TRADE BATTLE BREWING
The Trump administration’s decision to go ahead with a formal investigation into China’s large-scale theft of American intellectual property was a major step forward for U.S. businesses that have been savaged for years by systematic Chinese cybereconomic espionage.
The U.S. Trade Representative Office launched the formal probe last month, known as a 301 investigation, after President Trump issued a memorandum on the subject Aug. 14.
A USTR notice states that the probe was launched Aug. 18 and will “determine whether acts, policies and practices of the government of China related to technology transfer, intellectual property, and innovation are actionable.”
The probe is a setback for pro-China officials within the Trump administration and outside of it who have sought to prevent any punitive action from being taken against Beijing. China has threatened a trade war over the probe that could result in sanctions being imposed on China.
Administration sources said Mr. Trump ordered the probe after meeting with technology company chiefs, including the heads of Apple, Amazon, Microsoft, Google and other Silicon Valley firms in June.
The unanimous view of the technology giants was that the United States is hemorrhaging trade and technology secrets to the Chinese. More than $4 trillion in intellectual property has been stolen by Beijing, and Silicon Valley urged taking action.
The USTR office will hold a hearing on the investigation Oct. 10.
The White House memo stated that China has imposed laws, policies and practices and acted in ways that may require the transfer of American technology and intellectual property to Chinese companies.
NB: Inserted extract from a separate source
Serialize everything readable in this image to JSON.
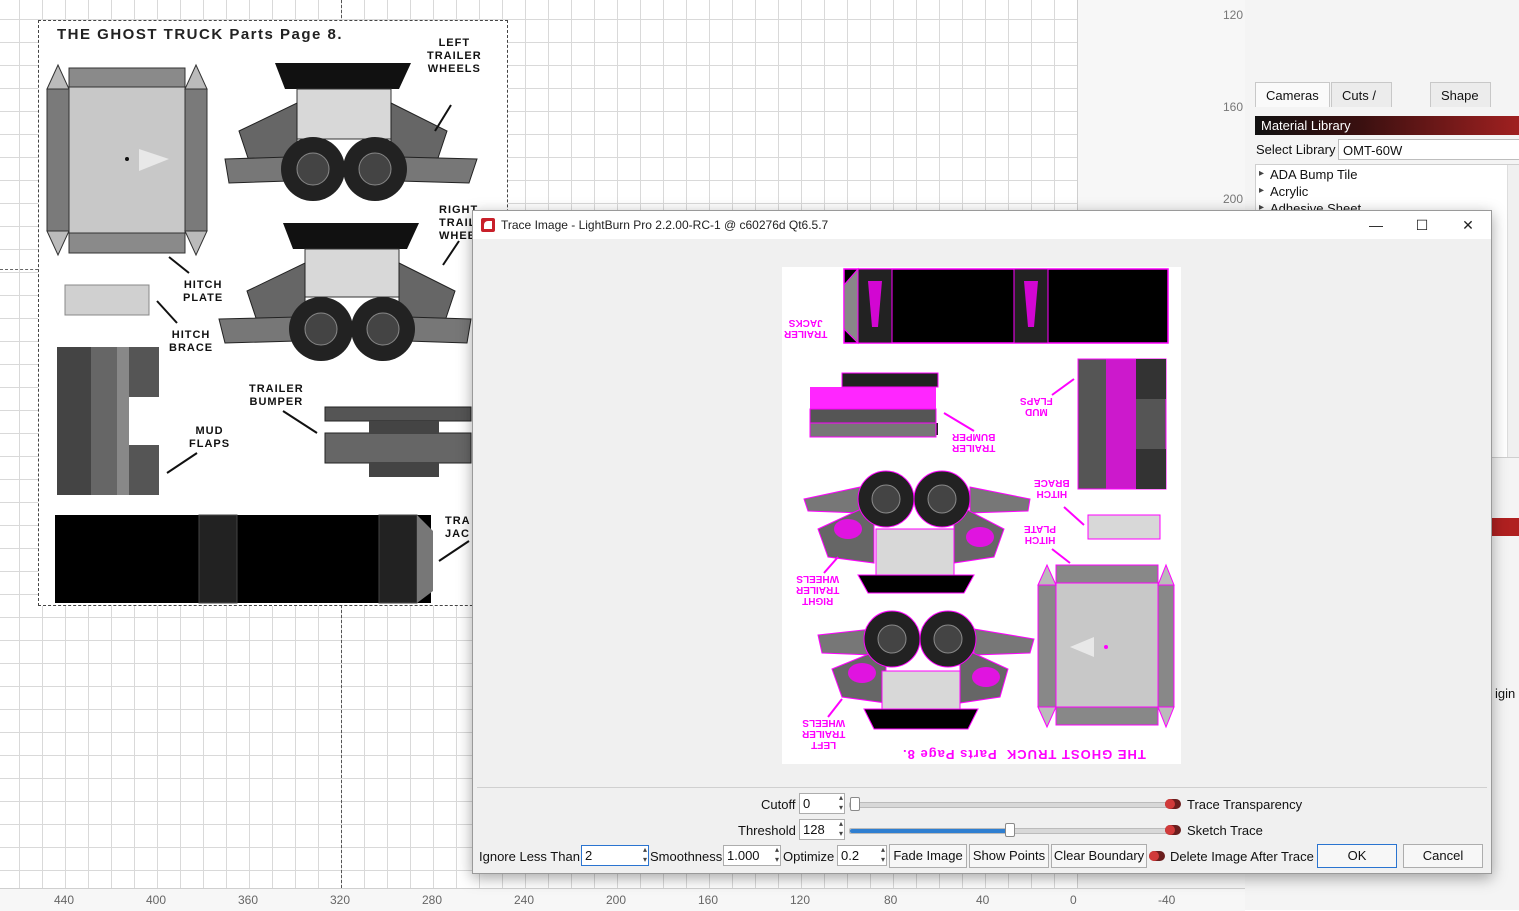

The Chinese practices to be investigated include opaque administrative approval processes, joint venture requirements, foreign equity limitations, procurements and other means to limit U.S. companies in China “in order to require or pressure the transfer of technology and intellectual property to Chinese companies.”
Chinese government officials also are using vague rules that are selectively applied to pressure foreign companies to turn over proprietary technologies.
Beijing also is said to be systematically buying U.S. companies and assets for tech transfers.
The probe also will examine “whether the Chinese government is conducting or supporting unauthorized intrusions into U.S. commercial computer networks or cyber-enabled theft of intellectual property, trade secrets, or confidential business information, and whether this conduct harms U.S. companies or provides competitive advantages to Chinese companies or commercial sectors.”